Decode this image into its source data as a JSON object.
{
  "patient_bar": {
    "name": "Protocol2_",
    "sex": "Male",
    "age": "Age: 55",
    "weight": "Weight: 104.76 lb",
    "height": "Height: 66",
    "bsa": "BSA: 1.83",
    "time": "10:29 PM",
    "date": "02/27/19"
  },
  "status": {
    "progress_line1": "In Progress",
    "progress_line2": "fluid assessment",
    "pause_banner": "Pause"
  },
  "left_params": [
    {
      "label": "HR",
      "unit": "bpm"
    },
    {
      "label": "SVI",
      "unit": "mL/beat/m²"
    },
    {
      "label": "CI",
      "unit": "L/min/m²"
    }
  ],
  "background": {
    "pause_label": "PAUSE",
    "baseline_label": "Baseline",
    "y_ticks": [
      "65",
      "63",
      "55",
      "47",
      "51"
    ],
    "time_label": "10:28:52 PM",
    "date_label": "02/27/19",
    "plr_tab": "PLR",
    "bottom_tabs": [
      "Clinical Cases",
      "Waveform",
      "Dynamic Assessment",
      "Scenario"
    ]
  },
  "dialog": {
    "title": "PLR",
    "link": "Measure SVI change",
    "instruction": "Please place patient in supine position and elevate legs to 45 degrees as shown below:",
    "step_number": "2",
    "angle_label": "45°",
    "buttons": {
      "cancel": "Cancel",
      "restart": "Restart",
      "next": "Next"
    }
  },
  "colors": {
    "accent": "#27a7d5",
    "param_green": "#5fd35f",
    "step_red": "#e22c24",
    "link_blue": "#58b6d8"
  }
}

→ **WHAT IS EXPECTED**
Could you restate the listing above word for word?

→ **TASK ANSWER**
Decode this image into its source data as a JSON object.
{
  "patient_bar": {
    "name": "Protocol2_",
    "sex": "Male",
    "age": "Age: 55",
    "weight": "Weight: 104.76 lb",
    "height": "Height: 66",
    "bsa": "BSA: 1.83",
    "time": "10:29 PM",
    "date": "02/27/19"
  },
  "status": {
    "progress_line1": "In Progress",
    "progress_line2": "fluid assessment",
    "pause_banner": "Pause"
  },
  "left_params": [
    {
      "label": "HR",
      "unit": "bpm"
    },
    {
      "label": "SVI",
      "unit": "mL/beat/m²"
    },
    {
      "label": "CI",
      "unit": "L/min/m²"
    }
  ],
  "background": {
    "pause_label": "PAUSE",
    "baseline_label": "Baseline",
    "y_ticks": [
      "65",
      "63",
      "55",
      "47",
      "51"
    ],
    "time_label": "10:28:52 PM",
    "date_label": "02/27/19",
    "plr_tab": "PLR",
    "bottom_tabs": [
      "Clinical Cases",
      "Waveform",
      "Dynamic Assessment",
      "Scenario"
    ]
  },
  "dialog": {
    "title": "PLR",
    "link": "Measure SVI change",
    "instruction": "Please place patient in supine position and elevate legs to 45 degrees as shown below:",
    "step_number": "2",
    "angle_label": "45°",
    "buttons": {
      "cancel": "Cancel",
      "restart": "Restart",
      "next": "Next"
    }
  },
  "colors": {
    "accent": "#27a7d5",
    "param_green": "#5fd35f",
    "step_red": "#e22c24",
    "link_blue": "#58b6d8"
  }
}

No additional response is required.